##### RECORDS PROVIDED #####

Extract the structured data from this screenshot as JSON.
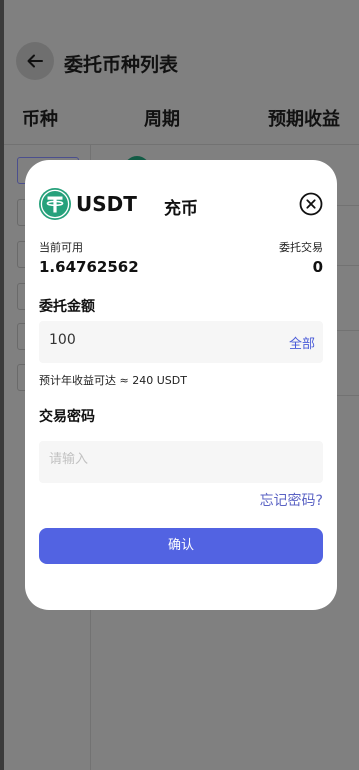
{
  "header": {
    "title": "委托币种列表"
  },
  "columns": [
    "币种",
    "周期",
    "预期收益"
  ],
  "modal": {
    "coin": "USDT",
    "title": "充币",
    "available_label": "当前可用",
    "available_value": "1.64762562",
    "delegate_label": "委托交易",
    "delegate_value": "0",
    "amount_label": "委托金额",
    "amount_value": "100",
    "all_label": "全部",
    "hint": "预计年收益可达 ≈ 240 USDT",
    "password_label": "交易密码",
    "password_placeholder": "请输入",
    "forgot_label": "忘记密码?",
    "confirm_label": "确认"
  },
  "colors": {
    "accent": "#5263e2",
    "usdt": "#26a17b",
    "overlay": "#808080"
  }
}
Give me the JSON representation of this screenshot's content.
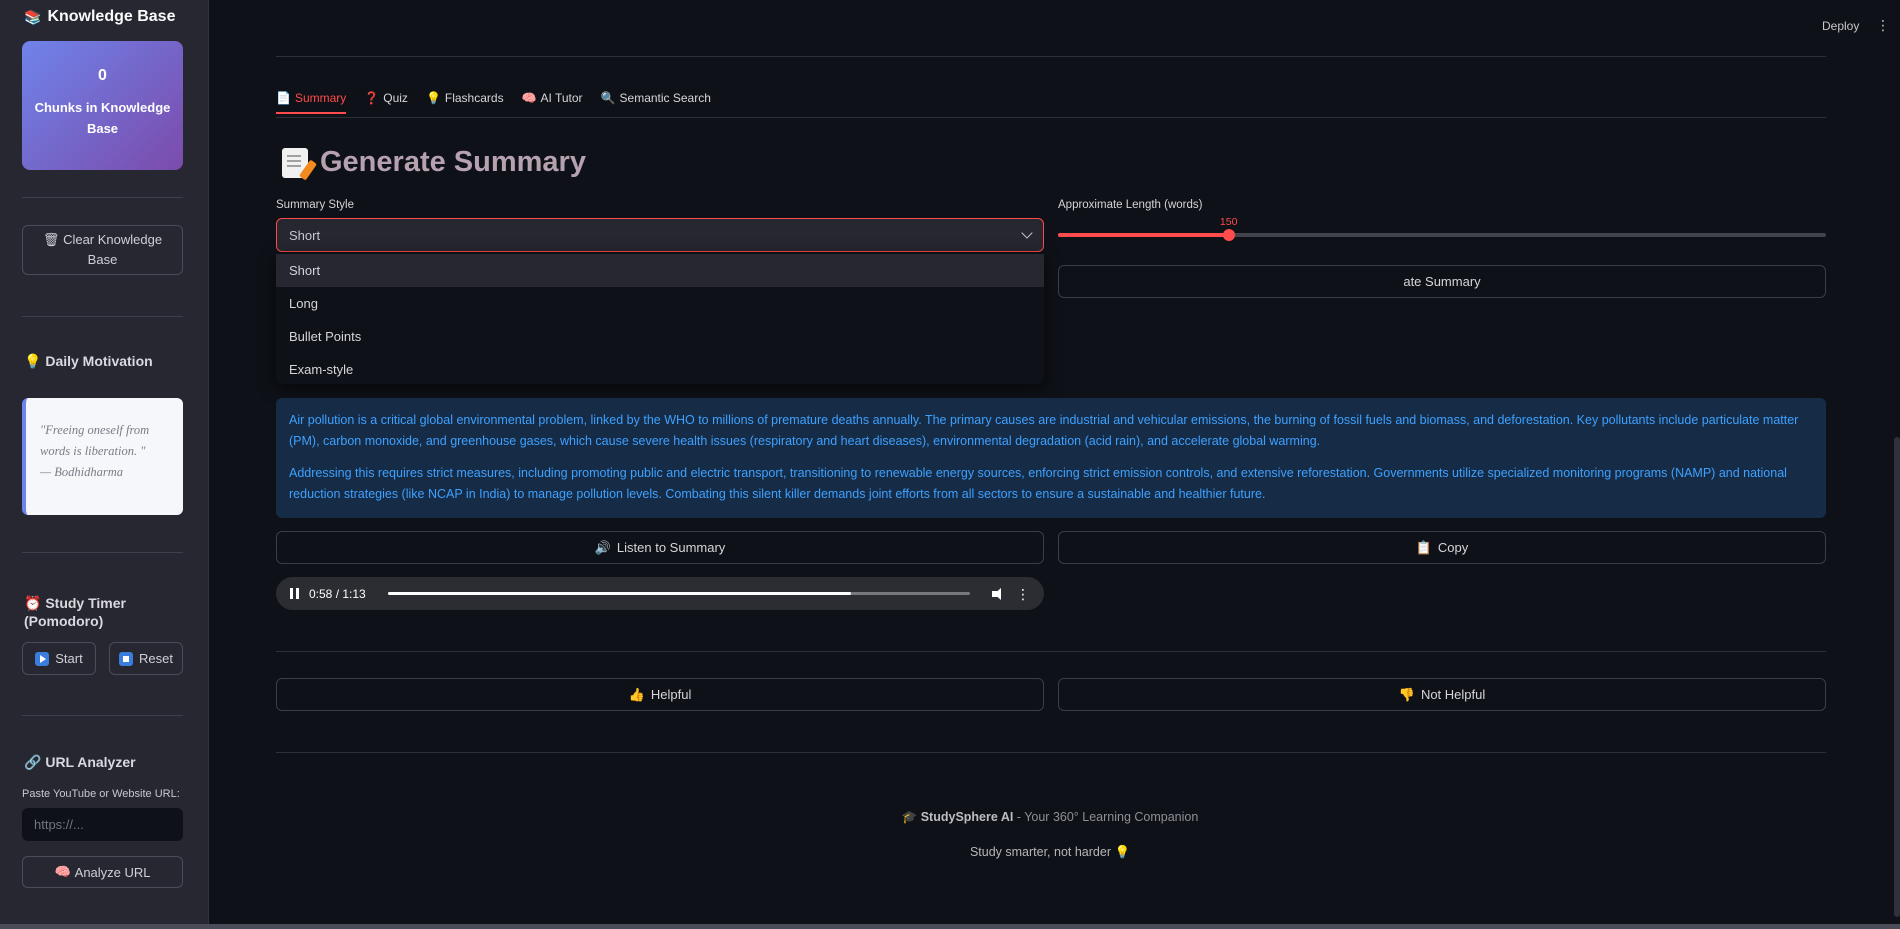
{
  "sidebar": {
    "title": "Knowledge Base",
    "kb_count": "0",
    "kb_label": "Chunks in Knowledge Base",
    "clear_label": "Clear Knowledge Base",
    "motivation_title": "Daily Motivation",
    "quote_text": "\"Freeing oneself from words is liberation. \"",
    "quote_author": "— Bodhidharma",
    "timer_title": "Study Timer (Pomodoro)",
    "start_label": "Start",
    "reset_label": "Reset",
    "url_title": "URL Analyzer",
    "url_label": "Paste YouTube or Website URL:",
    "url_placeholder": "https://...",
    "analyze_label": "Analyze URL"
  },
  "topbar": {
    "deploy": "Deploy"
  },
  "tabs": [
    {
      "label": "Summary",
      "active": true
    },
    {
      "label": "Quiz"
    },
    {
      "label": "Flashcards"
    },
    {
      "label": "AI Tutor"
    },
    {
      "label": "Semantic Search"
    }
  ],
  "main": {
    "title": "Generate Summary",
    "style_label": "Summary Style",
    "style_value": "Short",
    "style_options": [
      "Short",
      "Long",
      "Bullet Points",
      "Exam-style"
    ],
    "length_label": "Approximate Length (words)",
    "length_value": 150,
    "length_min": 50,
    "length_max": 500,
    "generate_label": "ate Summary",
    "summary_p1": "Air pollution is a critical global environmental problem, linked by the WHO to millions of premature deaths annually. The primary causes are industrial and vehicular emissions, the burning of fossil fuels and biomass, and deforestation. Key pollutants include particulate matter (PM), carbon monoxide, and greenhouse gases, which cause severe health issues (respiratory and heart diseases), environmental degradation (acid rain), and accelerate global warming.",
    "summary_p2": "Addressing this requires strict measures, including promoting public and electric transport, transitioning to renewable energy sources, enforcing strict emission controls, and extensive reforestation. Governments utilize specialized monitoring programs (NAMP) and national reduction strategies (like NCAP in India) to manage pollution levels. Combating this silent killer demands joint efforts from all sectors to ensure a sustainable and healthier future.",
    "listen_label": "Listen to Summary",
    "copy_label": "Copy",
    "audio_time": "0:58 / 1:13",
    "audio_progress": 0.795,
    "helpful_label": "Helpful",
    "not_helpful_label": "Not Helpful"
  },
  "footer": {
    "brand": "StudySphere AI",
    "brand_rest": " - Your 360° Learning Companion",
    "tagline": "Study smarter, not harder"
  },
  "colors": {
    "accent": "#ff4b4b",
    "info_text": "#3ea0ff",
    "info_bg": "#162c46"
  }
}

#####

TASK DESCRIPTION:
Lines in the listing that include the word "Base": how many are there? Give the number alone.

COMPLETED EXERCISE:
3